Southern food is integral to the American culinary tradition, yet the question of who "owns" it is one of the most provocative touch points in our ongoing struggles over race. In this unique memoir, culinary historian Michael W. Twitty takes readers to the white-hot center of this fight, tracing the roots of his own family and the charged politics surrounding the origins of soul food, barbecue, and all Southern cuisine.
From the tobacco and rice farms of colonial times to plantation kitchens and backbreaking cotton fields, Twitty tells his family story through the foods that enabled his ancestors' survival across three centuries. He sifts through stories, recipes, genetic tests, and historical documents, and travels from Civil War battlefields in Virginia to synagogues in Alabama to Black-owned organic farms in Georgia.
As he takes us through his ancestral culinary history, Twitty suggests that healing may come from embracing the discomfort of the Southern past. Along the way, he reveals a truth that is more than skin deep--the power that food has to bring the kin of the enslaved and their former slaveholders to the table, where they can discover the real America together.
-- Christian Science Monitor
- Wilson Nonfiction Catalog 04/11/2019 (EAN 9780062379276, Paperback)

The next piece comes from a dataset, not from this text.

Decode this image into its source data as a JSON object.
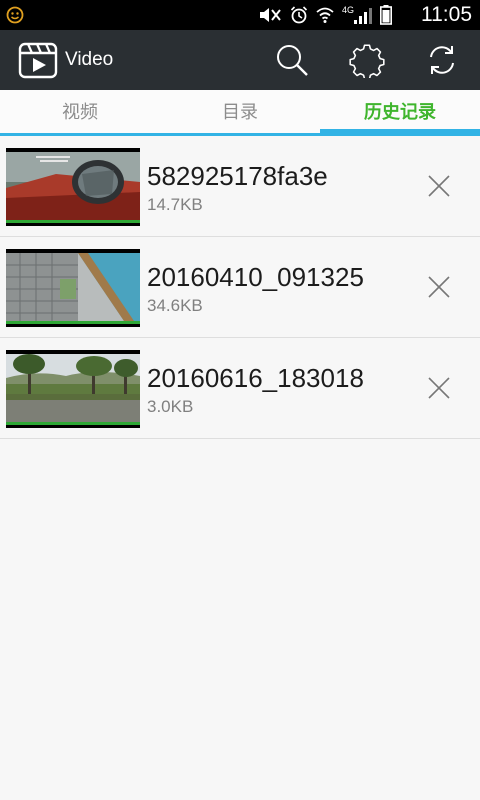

- Library Journal 07/01/2017 (EAN 9780062379283, Other)
- Wilson Nonfiction Catalog 04/11/2019 (EAN 9780062379283, Other)
- Kirkus Reviews 06/01/2017 pg. 71 (EAN 9780062379290, Hardcover) - *Starred Review
- Library Journal 07/01/2017 pg. 95 (EAN 9780062379290, Hardcover) - *Starred Review
- Publishers Weekly 07/24/2017 (EAN 9780062379290, Hardcover)
- Booklist 08/01/2017 pg. 11 (EAN 9780062379290, Hardcover) - *Starred Review
- Wilson Nonfiction Catalog 04/11/2019 (EAN 9780062379290, Hardcover)
Michael W. Twitty is a noted culinary and cultural historian and the creator of Afroculinaria, the first blog devoted to African American historic foodways and their legacies. He has been honored by FirstWeFeast.com as one of the twenty greatest food bloggers of all time, and named one of the "Fifty People Who Are Changing the South" by Southern Living and one of the "Five Cheftavists to Watch" by TakePart.com. Twitty has appeared throughout the media, including on NPR's The Splendid Table, and has given more than 250 talks in the United States and abroad. His work has appeared in Ebony, the Guardian, and on NPR.org. He is also a Smith fellow with the Southern Foodways Alliance, a TED fellow and speaker, and the first Revolutionary in Residence at the Colonial Williamsburg Foundation. Twitty lives in Silver Spring, Maryland.